Not in this life, at least.
One of the points being brought out in other articles on this upcoming USCCB meeting is the necessity to add some sort of accountability for Bishops in the Dallas Charter. I agree whole heartedly with this sentiment, and it's been my one over arching complaint about the Dallas Charter since it's inception. Lack of accountability for bishops utterly destroys the validity of the whole Charter. We've seen that repeatedly come to the forefront in the last ten years. It's why I think Cardinal Dolan needs to be confronted because he appears to have violated the Charter while simultaneously making a mockery of the Canonical judicial process for accused priests. How much is the Sacrament of Ordinaiton worth? Apparently 20,000 dollars.
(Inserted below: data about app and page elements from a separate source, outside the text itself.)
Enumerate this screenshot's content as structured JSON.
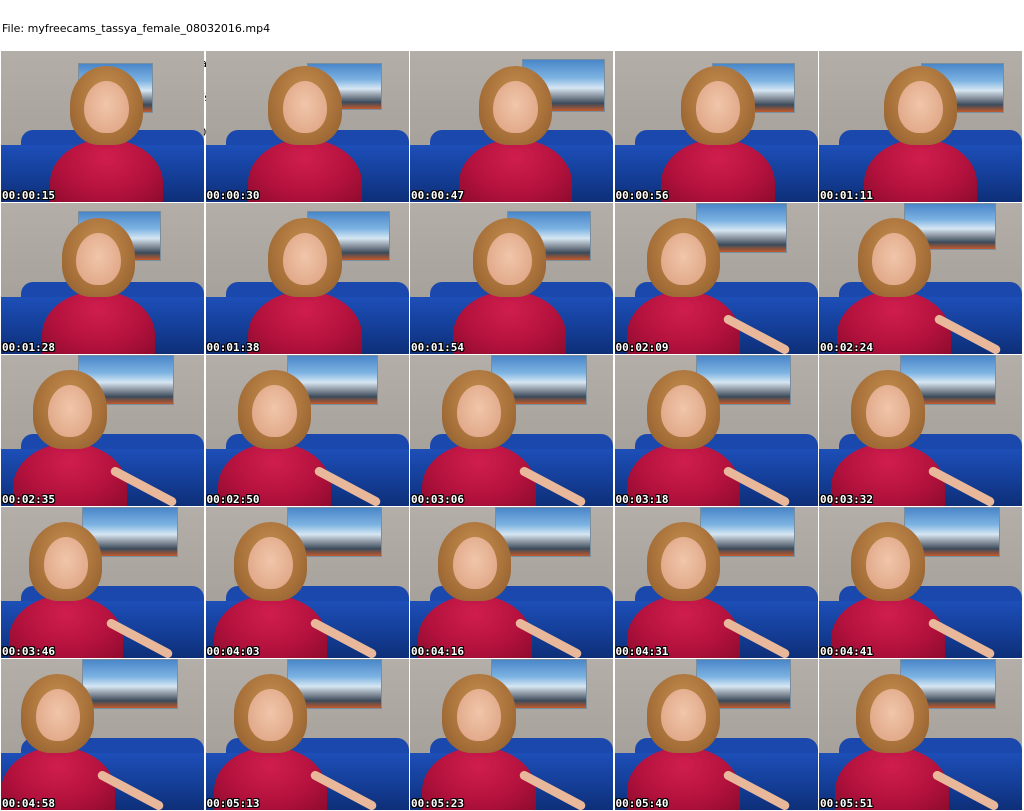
{
  "header": {
    "file_line": "File: myfreecams_tassya_female_08032016.mp4",
    "size_line": "Size: 6684736 bytes (6.38 MiB), duration: 00:06:11, avg.bitrate: 144 kb/s",
    "audio_line": "Audio: mp3, 16000 Hz, mono, 24 kb/s (und)",
    "video_line": "Video: h264, yuv420p, 320x240, 1000.00 fps(r) (und)"
  },
  "colors": {
    "background": "#ffffff",
    "shirt": "#b5123e",
    "sofa": "#133c94",
    "wall": "#aaa49e",
    "hair": "#a8713a",
    "skin": "#e2ab8c"
  },
  "thumbnails": [
    {
      "timestamp": "00:00:15"
    },
    {
      "timestamp": "00:00:30"
    },
    {
      "timestamp": "00:00:47"
    },
    {
      "timestamp": "00:00:56"
    },
    {
      "timestamp": "00:01:11"
    },
    {
      "timestamp": "00:01:28"
    },
    {
      "timestamp": "00:01:38"
    },
    {
      "timestamp": "00:01:54"
    },
    {
      "timestamp": "00:02:09"
    },
    {
      "timestamp": "00:02:24"
    },
    {
      "timestamp": "00:02:35"
    },
    {
      "timestamp": "00:02:50"
    },
    {
      "timestamp": "00:03:06"
    },
    {
      "timestamp": "00:03:18"
    },
    {
      "timestamp": "00:03:32"
    },
    {
      "timestamp": "00:03:46"
    },
    {
      "timestamp": "00:04:03"
    },
    {
      "timestamp": "00:04:16"
    },
    {
      "timestamp": "00:04:31"
    },
    {
      "timestamp": "00:04:41"
    },
    {
      "timestamp": "00:04:58"
    },
    {
      "timestamp": "00:05:13"
    },
    {
      "timestamp": "00:05:23"
    },
    {
      "timestamp": "00:05:40"
    },
    {
      "timestamp": "00:05:51"
    }
  ]
}
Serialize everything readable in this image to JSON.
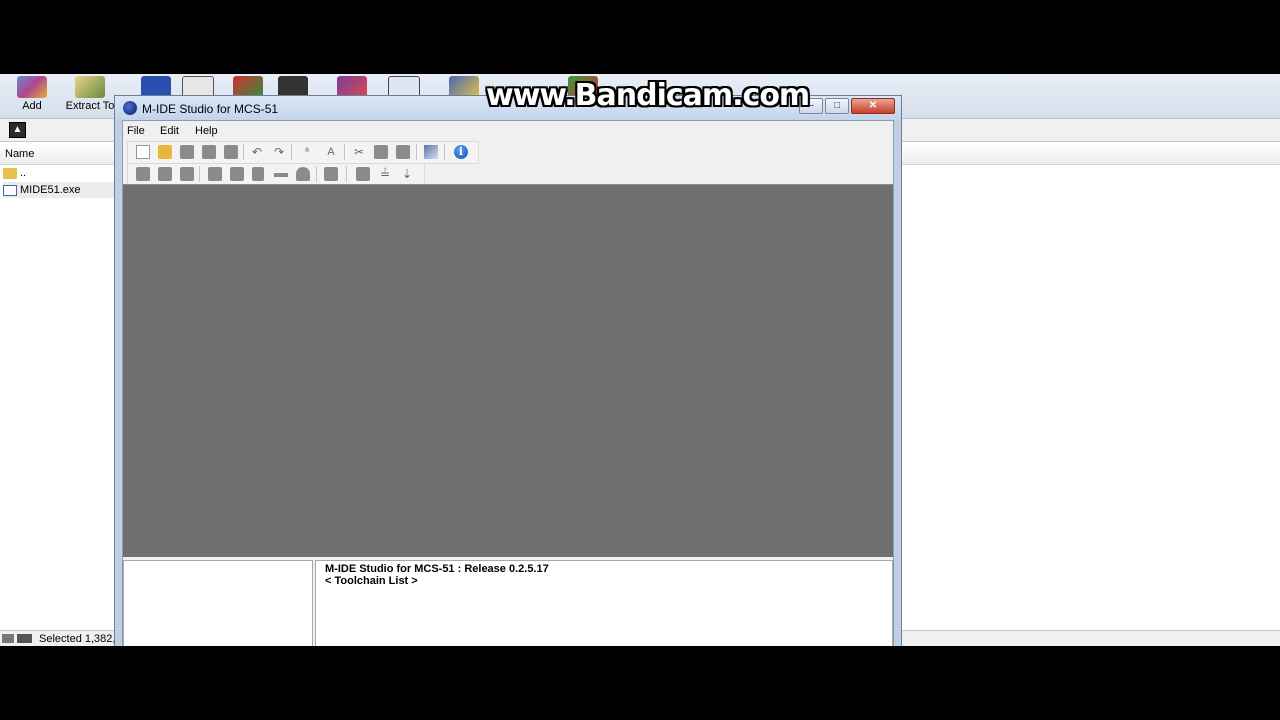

I had a tough time dealing with Cardinal George as the head of the USCCB but following him up with Cardinal Dolan makes a mockery of the whole Dallas Charter. Actually, Cardinal Dolan is making a mockery of the whole idea of an Archbishop. Here I'm thinking of using his blog as a platform for Bully Bill, using Archdiocesan money to 'dig up dirt' on abuse victims, secreting 130 million in a cemetery trust to avoid paying abuse victims, and now the bribes to known abusers to leave the priesthood, and this undoubtedly to get them off Archdiocesan roles and avoid more abuse settlements. Archbishop Weakland should have been so clever. He made the mistake of trying to get the Vatican to expedite the laicization of some of these guys and here all along all he had to do was bribe the offending priests. He could have saved the money he wasted in Vatican City arguing his case with Cardinal Bertone. But of course, both Weakland and Dolan failed to inform police. Which is the bottom line. It doesn't matter what side of theological spectrum, these bishops will be bishops, they will close ranks, and they will protect their own.
What the USCCB really needs, is not a glad handing republican political operative for a president, but one honest man who can rally his silent brother bishops and end this entire travesty. The Vatican can't fire them all because the Vatican is having trouble finding men who even want their jobs. They have the power to walk outside the closed circle, the question is do they have the courage?